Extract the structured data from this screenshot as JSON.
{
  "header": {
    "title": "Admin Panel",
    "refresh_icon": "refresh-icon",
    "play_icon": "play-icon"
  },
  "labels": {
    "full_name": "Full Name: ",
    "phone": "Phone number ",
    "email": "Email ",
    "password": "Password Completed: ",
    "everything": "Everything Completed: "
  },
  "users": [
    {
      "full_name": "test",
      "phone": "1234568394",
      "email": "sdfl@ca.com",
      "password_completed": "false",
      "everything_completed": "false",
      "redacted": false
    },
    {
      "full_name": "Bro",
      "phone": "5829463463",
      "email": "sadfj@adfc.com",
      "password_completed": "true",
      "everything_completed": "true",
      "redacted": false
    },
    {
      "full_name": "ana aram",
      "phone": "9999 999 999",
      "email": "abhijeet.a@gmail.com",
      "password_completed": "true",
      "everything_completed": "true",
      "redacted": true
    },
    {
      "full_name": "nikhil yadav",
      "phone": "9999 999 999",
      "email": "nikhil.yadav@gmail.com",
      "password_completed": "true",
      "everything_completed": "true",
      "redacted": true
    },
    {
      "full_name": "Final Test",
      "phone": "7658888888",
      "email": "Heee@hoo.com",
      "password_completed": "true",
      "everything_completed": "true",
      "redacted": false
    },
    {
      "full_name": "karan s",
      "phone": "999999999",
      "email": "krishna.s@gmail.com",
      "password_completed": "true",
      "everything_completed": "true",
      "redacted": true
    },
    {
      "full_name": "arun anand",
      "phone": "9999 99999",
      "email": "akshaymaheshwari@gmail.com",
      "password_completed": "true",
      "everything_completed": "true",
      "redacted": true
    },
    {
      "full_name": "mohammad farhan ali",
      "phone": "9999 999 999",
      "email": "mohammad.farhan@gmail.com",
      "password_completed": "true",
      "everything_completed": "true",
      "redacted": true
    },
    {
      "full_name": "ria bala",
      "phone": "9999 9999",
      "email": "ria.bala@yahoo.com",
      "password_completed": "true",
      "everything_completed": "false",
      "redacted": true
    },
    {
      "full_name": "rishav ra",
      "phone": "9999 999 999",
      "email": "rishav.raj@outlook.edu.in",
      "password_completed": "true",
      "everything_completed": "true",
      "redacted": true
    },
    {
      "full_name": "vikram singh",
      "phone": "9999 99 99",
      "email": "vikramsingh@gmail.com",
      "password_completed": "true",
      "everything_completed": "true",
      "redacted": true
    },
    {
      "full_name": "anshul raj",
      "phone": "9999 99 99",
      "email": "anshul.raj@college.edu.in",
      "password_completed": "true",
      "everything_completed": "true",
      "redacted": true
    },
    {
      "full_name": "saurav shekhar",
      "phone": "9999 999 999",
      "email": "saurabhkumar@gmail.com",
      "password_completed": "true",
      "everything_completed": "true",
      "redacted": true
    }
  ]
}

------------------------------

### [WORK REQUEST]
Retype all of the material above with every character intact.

### [RESULT OF THE EXERCISE]
Extract the structured data from this screenshot as JSON.
{
  "header": {
    "title": "Admin Panel",
    "refresh_icon": "refresh-icon",
    "play_icon": "play-icon"
  },
  "labels": {
    "full_name": "Full Name: ",
    "phone": "Phone number ",
    "email": "Email ",
    "password": "Password Completed: ",
    "everything": "Everything Completed: "
  },
  "users": [
    {
      "full_name": "test",
      "phone": "1234568394",
      "email": "sdfl@ca.com",
      "password_completed": "false",
      "everything_completed": "false",
      "redacted": false
    },
    {
      "full_name": "Bro",
      "phone": "5829463463",
      "email": "sadfj@adfc.com",
      "password_completed": "true",
      "everything_completed": "true",
      "redacted": false
    },
    {
      "full_name": "ana aram",
      "phone": "9999 999 999",
      "email": "abhijeet.a@gmail.com",
      "password_completed": "true",
      "everything_completed": "true",
      "redacted": true
    },
    {
      "full_name": "nikhil yadav",
      "phone": "9999 999 999",
      "email": "nikhil.yadav@gmail.com",
      "password_completed": "true",
      "everything_completed": "true",
      "redacted": true
    },
    {
      "full_name": "Final Test",
      "phone": "7658888888",
      "email": "Heee@hoo.com",
      "password_completed": "true",
      "everything_completed": "true",
      "redacted": false
    },
    {
      "full_name": "karan s",
      "phone": "999999999",
      "email": "krishna.s@gmail.com",
      "password_completed": "true",
      "everything_completed": "true",
      "redacted": true
    },
    {
      "full_name": "arun anand",
      "phone": "9999 99999",
      "email": "akshaymaheshwari@gmail.com",
      "password_completed": "true",
      "everything_completed": "true",
      "redacted": true
    },
    {
      "full_name": "mohammad farhan ali",
      "phone": "9999 999 999",
      "email": "mohammad.farhan@gmail.com",
      "password_completed": "true",
      "everything_completed": "true",
      "redacted": true
    },
    {
      "full_name": "ria bala",
      "phone": "9999 9999",
      "email": "ria.bala@yahoo.com",
      "password_completed": "true",
      "everything_completed": "false",
      "redacted": true
    },
    {
      "full_name": "rishav ra",
      "phone": "9999 999 999",
      "email": "rishav.raj@outlook.edu.in",
      "password_completed": "true",
      "everything_completed": "true",
      "redacted": true
    },
    {
      "full_name": "vikram singh",
      "phone": "9999 99 99",
      "email": "vikramsingh@gmail.com",
      "password_completed": "true",
      "everything_completed": "true",
      "redacted": true
    },
    {
      "full_name": "anshul raj",
      "phone": "9999 99 99",
      "email": "anshul.raj@college.edu.in",
      "password_completed": "true",
      "everything_completed": "true",
      "redacted": true
    },
    {
      "full_name": "saurav shekhar",
      "phone": "9999 999 999",
      "email": "saurabhkumar@gmail.com",
      "password_completed": "true",
      "everything_completed": "true",
      "redacted": true
    }
  ]
}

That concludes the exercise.